Stored items
Content starts

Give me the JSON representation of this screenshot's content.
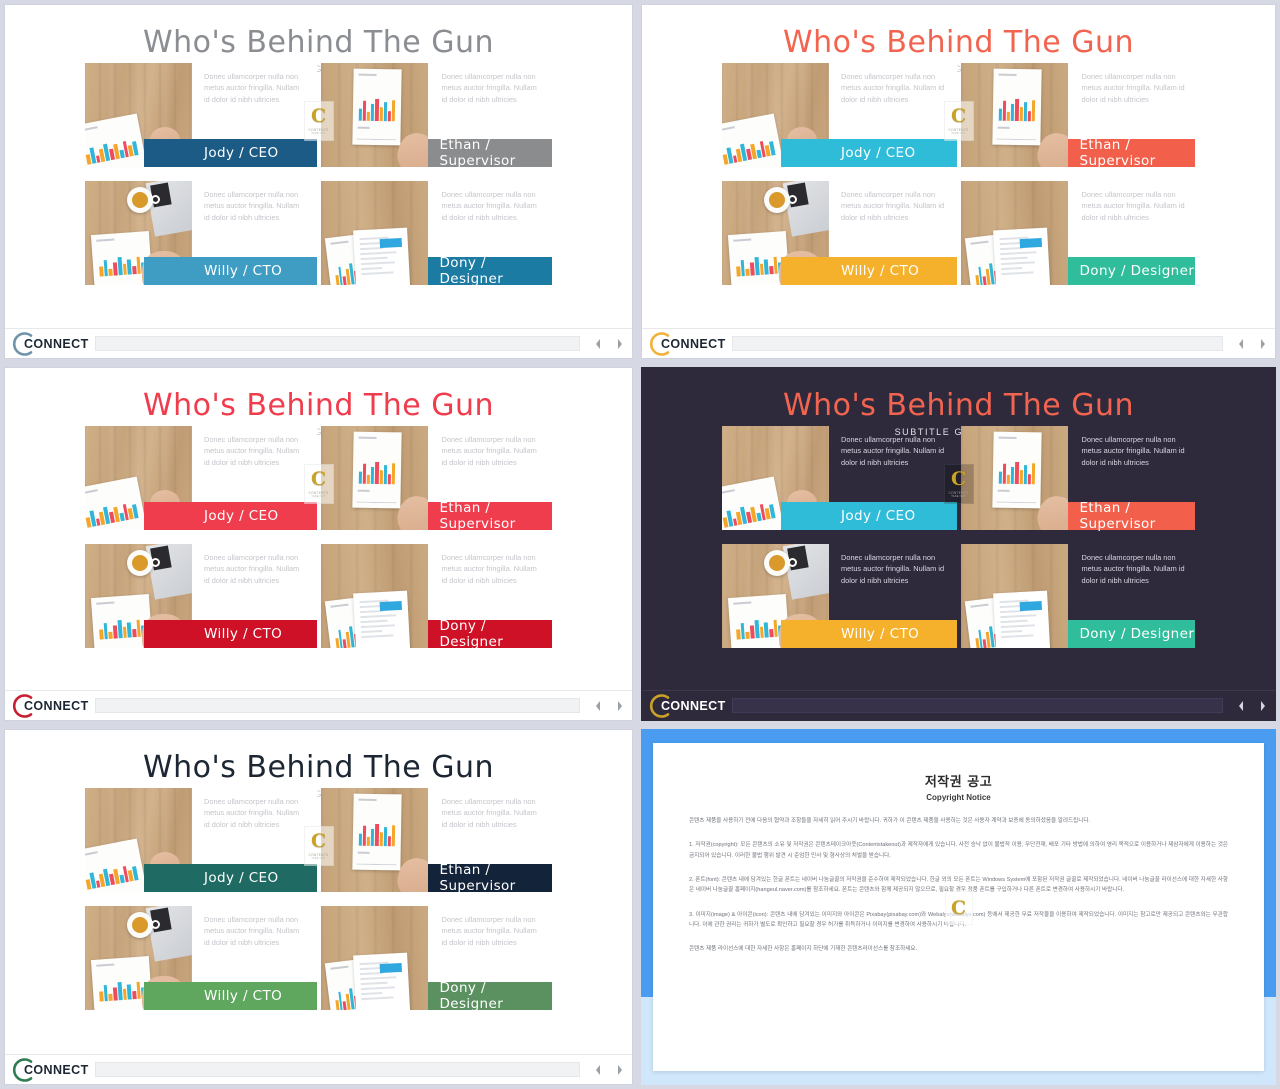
{
  "slide": {
    "title": "Who's Behind The Gun",
    "subtitle": "SUBTITLE GOES HERE",
    "body_text": "Donec ullamcorper nulla non metus auctor fringilla. Nullam id dolor id nibh ultricies",
    "members": [
      {
        "name": "Jody / CEO"
      },
      {
        "name": "Ethan / Supervisor"
      },
      {
        "name": "Willy / CTO"
      },
      {
        "name": "Dony / Designer"
      }
    ],
    "watermark": {
      "letter": "C",
      "line1": "CONTENTS",
      "line2": "TAKE  OUT"
    }
  },
  "footer": {
    "brand": "CONNECT",
    "prev_label": "◀",
    "next_label": "▶"
  },
  "variants": [
    {
      "id": "variant-blue-gray",
      "title_color": "#8a8d92",
      "subtitle_color": "#c2c4c9",
      "background": "#ffffff",
      "name_colors": [
        "#1c5b86",
        "#8a8c8e",
        "#3f9dc4",
        "#1c7ba3"
      ],
      "brand_arc_color": "#6f93ab"
    },
    {
      "id": "variant-coral-multi",
      "title_color": "#f2644f",
      "subtitle_color": "#c9cbd0",
      "background": "#ffffff",
      "name_colors": [
        "#2fbcd8",
        "#f2604b",
        "#f6b12c",
        "#2fbd9b"
      ],
      "brand_arc_color": "#f2b23a"
    },
    {
      "id": "variant-red",
      "title_color": "#ef3d4e",
      "subtitle_color": "#c9cbd0",
      "background": "#ffffff",
      "name_colors": [
        "#ef3d4e",
        "#ef3d4e",
        "#cf1127",
        "#cf1127"
      ],
      "brand_arc_color": "#c81f33"
    },
    {
      "id": "variant-dark",
      "title_color": "#f2644f",
      "subtitle_color": "#e2e0ea",
      "background": "#2e2a3c",
      "name_colors": [
        "#2fbcd8",
        "#f2604b",
        "#f6b12c",
        "#2fbd9b"
      ],
      "brand_arc_color": "#c9a227"
    },
    {
      "id": "variant-green",
      "title_color": "#1d2733",
      "subtitle_color": "#c9cbd0",
      "background": "#ffffff",
      "name_colors": [
        "#1f6b63",
        "#12233a",
        "#5fa75e",
        "#5b9160"
      ],
      "brand_arc_color": "#2f7d52"
    }
  ],
  "copyright": {
    "title": "저작권 공고",
    "subtitle": "Copyright Notice",
    "intro": "콘텐츠 제품을 사용하기 전에 다음의 협약과 조항들을 자세히 읽어 주시기 바랍니다. 귀하가 이 콘텐츠 제품을 사용하는 것은 사용자 계약과 보증에 동의하셨음을 알려드립니다.",
    "section1": "1. 저작권(copyright): 모든 콘텐츠의 소유 및 저작권은 콘텐츠테이크아웃(Contentstakeout)과 제작자에게 있습니다. 사전 승낙 없이 불법적 이용, 무단전재, 배포 기타 방법에 의하여 영리 목적으로 이용하거나 제삼자에게 이용하는 것은 금지되어 있습니다. 이러한 불법 행위 발견 시 준엄한 민사 및 형사상의 처벌을 받습니다.",
    "section2": "2. 폰트(font): 콘텐츠 내에 담겨있는 한글 폰트는 네이버 나눔글꼴의 저작권을 준수하여 제작되었습니다. 한글 외의 모든 폰트는 Windows System에 포함된 저작권 글꼴로 제작되었습니다. 네이버 나눔글꼴 라이선스에 대한 자세한 사항은 네이버 나눔글꼴 홈페이지(hangeul.naver.com)를 참조하세요. 폰트는 콘텐츠와 함께 제공되지 않으므로, 필요할 경우 정품 폰트를 구입하거나 다른 폰트로 변경하여 사용하시기 바랍니다.",
    "section3": "3. 이미지(image) & 아이콘(icon): 콘텐츠 내에 담겨있는 이미지와 아이콘은 Pixabay(pixabay.com)와 Webalys(webalys.com) 등에서 제공한 무료 저작물을 이용하여 제작되었습니다. 이미지는 참고로만 제공되고 콘텐츠와는 무관합니다. 이에 관한 권리는 귀하가 별도로 확인하고 필요할 경우 허가를 취득하거나 이미지를 변경하여 사용하시기 바랍니다.",
    "closing": "콘텐츠 제품 라이선스에 대한 자세한 사항은 홈페이지 하단에 기재한 콘텐츠라이선스를 참조하세요.",
    "border_color": "#4a9cf0"
  }
}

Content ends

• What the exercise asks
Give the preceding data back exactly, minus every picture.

• Response to the exercise
Give me the JSON representation of this screenshot's content.
{
  "slide": {
    "title": "Who's Behind The Gun",
    "subtitle": "SUBTITLE GOES HERE",
    "body_text": "Donec ullamcorper nulla non metus auctor fringilla. Nullam id dolor id nibh ultricies",
    "members": [
      {
        "name": "Jody / CEO"
      },
      {
        "name": "Ethan / Supervisor"
      },
      {
        "name": "Willy / CTO"
      },
      {
        "name": "Dony / Designer"
      }
    ],
    "watermark": {
      "letter": "C",
      "line1": "CONTENTS",
      "line2": "TAKE  OUT"
    }
  },
  "footer": {
    "brand": "CONNECT",
    "prev_label": "◀",
    "next_label": "▶"
  },
  "variants": [
    {
      "id": "variant-blue-gray",
      "title_color": "#8a8d92",
      "subtitle_color": "#c2c4c9",
      "background": "#ffffff",
      "name_colors": [
        "#1c5b86",
        "#8a8c8e",
        "#3f9dc4",
        "#1c7ba3"
      ],
      "brand_arc_color": "#6f93ab"
    },
    {
      "id": "variant-coral-multi",
      "title_color": "#f2644f",
      "subtitle_color": "#c9cbd0",
      "background": "#ffffff",
      "name_colors": [
        "#2fbcd8",
        "#f2604b",
        "#f6b12c",
        "#2fbd9b"
      ],
      "brand_arc_color": "#f2b23a"
    },
    {
      "id": "variant-red",
      "title_color": "#ef3d4e",
      "subtitle_color": "#c9cbd0",
      "background": "#ffffff",
      "name_colors": [
        "#ef3d4e",
        "#ef3d4e",
        "#cf1127",
        "#cf1127"
      ],
      "brand_arc_color": "#c81f33"
    },
    {
      "id": "variant-dark",
      "title_color": "#f2644f",
      "subtitle_color": "#e2e0ea",
      "background": "#2e2a3c",
      "name_colors": [
        "#2fbcd8",
        "#f2604b",
        "#f6b12c",
        "#2fbd9b"
      ],
      "brand_arc_color": "#c9a227"
    },
    {
      "id": "variant-green",
      "title_color": "#1d2733",
      "subtitle_color": "#c9cbd0",
      "background": "#ffffff",
      "name_colors": [
        "#1f6b63",
        "#12233a",
        "#5fa75e",
        "#5b9160"
      ],
      "brand_arc_color": "#2f7d52"
    }
  ],
  "copyright": {
    "title": "저작권 공고",
    "subtitle": "Copyright Notice",
    "intro": "콘텐츠 제품을 사용하기 전에 다음의 협약과 조항들을 자세히 읽어 주시기 바랍니다. 귀하가 이 콘텐츠 제품을 사용하는 것은 사용자 계약과 보증에 동의하셨음을 알려드립니다.",
    "section1": "1. 저작권(copyright): 모든 콘텐츠의 소유 및 저작권은 콘텐츠테이크아웃(Contentstakeout)과 제작자에게 있습니다. 사전 승낙 없이 불법적 이용, 무단전재, 배포 기타 방법에 의하여 영리 목적으로 이용하거나 제삼자에게 이용하는 것은 금지되어 있습니다. 이러한 불법 행위 발견 시 준엄한 민사 및 형사상의 처벌을 받습니다.",
    "section2": "2. 폰트(font): 콘텐츠 내에 담겨있는 한글 폰트는 네이버 나눔글꼴의 저작권을 준수하여 제작되었습니다. 한글 외의 모든 폰트는 Windows System에 포함된 저작권 글꼴로 제작되었습니다. 네이버 나눔글꼴 라이선스에 대한 자세한 사항은 네이버 나눔글꼴 홈페이지(hangeul.naver.com)를 참조하세요. 폰트는 콘텐츠와 함께 제공되지 않으므로, 필요할 경우 정품 폰트를 구입하거나 다른 폰트로 변경하여 사용하시기 바랍니다.",
    "section3": "3. 이미지(image) & 아이콘(icon): 콘텐츠 내에 담겨있는 이미지와 아이콘은 Pixabay(pixabay.com)와 Webalys(webalys.com) 등에서 제공한 무료 저작물을 이용하여 제작되었습니다. 이미지는 참고로만 제공되고 콘텐츠와는 무관합니다. 이에 관한 권리는 귀하가 별도로 확인하고 필요할 경우 허가를 취득하거나 이미지를 변경하여 사용하시기 바랍니다.",
    "closing": "콘텐츠 제품 라이선스에 대한 자세한 사항은 홈페이지 하단에 기재한 콘텐츠라이선스를 참조하세요.",
    "border_color": "#4a9cf0"
  }
}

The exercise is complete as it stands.